Ultimately, we decided to present the solution that we felt would be easiest for the client to implement without needing expensive restructuring of their operations. Patrick Delos Reyes Team member

To alleviate those issues, the team used queuing theory and discrete-event simulation to model the appointment waitlist and patient processing at the EMU, and to track these metrics while accounting for simulated randomness. They also developed a model, implemented in a computer program to generate weekly schedules of appointments and to filter out schedules that exceed the desired threshold of probability of no weekly overlaps and those that are strictly worse than other schedules.

The IEMS team recommended a weekly scheduling policy by intelligently pruning the number of candidate schedules from over 30,000 to 30 and then assessing alternatives in detail with their simulation model. The recommended schedule improved multiple metrics simultaneously, increasing throughput by 17 percent and bed utilization by 5 percent. The recommended schedule also cut wait-times in half for the most common two-day appointments, and decreased the likelihood of overbooking appointments by a factor of two. 
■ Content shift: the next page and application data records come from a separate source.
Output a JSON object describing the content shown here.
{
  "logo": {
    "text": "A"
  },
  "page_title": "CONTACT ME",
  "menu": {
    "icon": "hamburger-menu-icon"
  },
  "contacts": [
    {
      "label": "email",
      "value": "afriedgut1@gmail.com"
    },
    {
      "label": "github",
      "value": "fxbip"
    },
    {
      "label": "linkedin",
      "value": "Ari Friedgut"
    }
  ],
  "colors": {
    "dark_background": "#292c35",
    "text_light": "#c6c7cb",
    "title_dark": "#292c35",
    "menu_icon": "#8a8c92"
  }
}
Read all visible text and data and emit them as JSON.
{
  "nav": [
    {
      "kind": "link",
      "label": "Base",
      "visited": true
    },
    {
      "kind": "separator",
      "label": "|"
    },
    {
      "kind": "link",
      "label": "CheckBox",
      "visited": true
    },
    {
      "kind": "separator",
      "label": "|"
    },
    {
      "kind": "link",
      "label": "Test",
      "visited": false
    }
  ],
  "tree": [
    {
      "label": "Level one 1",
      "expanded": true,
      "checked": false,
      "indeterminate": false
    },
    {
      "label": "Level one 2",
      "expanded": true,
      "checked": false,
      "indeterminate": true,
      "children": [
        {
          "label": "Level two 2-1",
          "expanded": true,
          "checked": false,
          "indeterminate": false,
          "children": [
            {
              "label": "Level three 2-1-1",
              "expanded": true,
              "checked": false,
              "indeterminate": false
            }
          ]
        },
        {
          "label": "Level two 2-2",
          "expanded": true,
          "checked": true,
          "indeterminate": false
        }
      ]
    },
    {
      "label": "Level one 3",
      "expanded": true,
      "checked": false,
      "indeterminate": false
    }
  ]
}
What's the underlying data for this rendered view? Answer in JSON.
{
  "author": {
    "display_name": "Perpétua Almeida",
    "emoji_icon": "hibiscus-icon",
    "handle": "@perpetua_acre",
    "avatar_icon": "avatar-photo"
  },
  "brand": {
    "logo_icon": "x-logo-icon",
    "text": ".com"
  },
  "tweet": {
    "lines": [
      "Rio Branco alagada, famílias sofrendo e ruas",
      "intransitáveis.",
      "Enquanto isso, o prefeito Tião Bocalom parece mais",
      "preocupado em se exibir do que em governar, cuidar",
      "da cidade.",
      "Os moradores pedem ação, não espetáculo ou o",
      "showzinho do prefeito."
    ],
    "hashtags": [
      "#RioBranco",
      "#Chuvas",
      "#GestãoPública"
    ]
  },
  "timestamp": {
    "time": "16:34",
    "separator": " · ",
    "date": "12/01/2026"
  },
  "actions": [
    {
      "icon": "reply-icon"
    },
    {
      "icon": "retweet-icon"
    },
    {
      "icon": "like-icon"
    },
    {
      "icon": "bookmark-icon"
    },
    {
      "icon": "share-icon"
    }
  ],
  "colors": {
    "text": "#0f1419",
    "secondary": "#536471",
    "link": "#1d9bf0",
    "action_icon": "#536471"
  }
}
“Our biggest challenge was deciding on scope,” Delos Reyes said. “We wanted to fulfill as many of the client's needs as possible, but there is a limit to the solutions we could suggest and what we could complete successfully within 10 weeks of work. Ultimately, we decided to present the solution that we felt would be easiest for the client to implement without needing expensive restructuring of their operations.”

Optimizing delivery

Students Karan Agrawal, Abby Brandt, Bannasorn (Boss) Paspanthong, and Ruramai Zimuto worked with UPS to optimize their Chicago-area deliveries.

UPS currently has six feeder hubs in Chicagoland, strategically placed in the region. However, these geographical territories and customer-hub assignments are outdated due to the changing customer demographics and locations in Chicago. Additionally, UPS is planning to eliminate one of its feeder hubs, making it essential to update these assignments.

To solve this problem, the team developed a mixed-integer mathematical optimization model that returns customer-hub assignment pairings and additional volumes processed at each UPS hub over a given 49-day period during non-peak season. In the team’s solution, the maximum average daily utilization rate is 87.86 percent, indicating that no hub is close to capacity on most days.

Getting to work with really intelligent people on a project that everyone cared deeply about made me feel like my team’s work was impactful. Abby Brandt Team member

“The biggest challenge that we faced was obtaining the data that we needed to solve this problem,” Brandt said. “To overcome this, we clearly communicated with our client that access to data was critical to giving them the optimal solution for their problem. This incentivized them to expedite the process of providing data. Additionally, we spent this time coming up with the logic behind our model in order to immediately start the analysis when we had data.”

The final deliverables for UPS include a list of customer-assignment pairings, a Tableau dashboard which features a map of pairings, as well as metrics on the utilization and package volumes at each hub, sortable by day of week, and a spreadsheet detailing the changes to drive times and excess package volumes between the baseline and the solution.

While the experience was valuable for UPS – the company could save hundreds of thousands of dollars thanks to the team’s solution – it was also important for the students

“Working with clients was so rewarding. Getting to work with really intelligent people on a project that everyone cared deeply about made me feel like my team’s work was impactful. As such, we were motivated to deliver a high-quality solution,” Brandt said. “We presented a solution that saved hundreds of thousands of dollars when UPS expected increased operating costs, given the problem they were facing. This made me realize how big of an impact the technical knowledge I have from IE classes can have on a business.”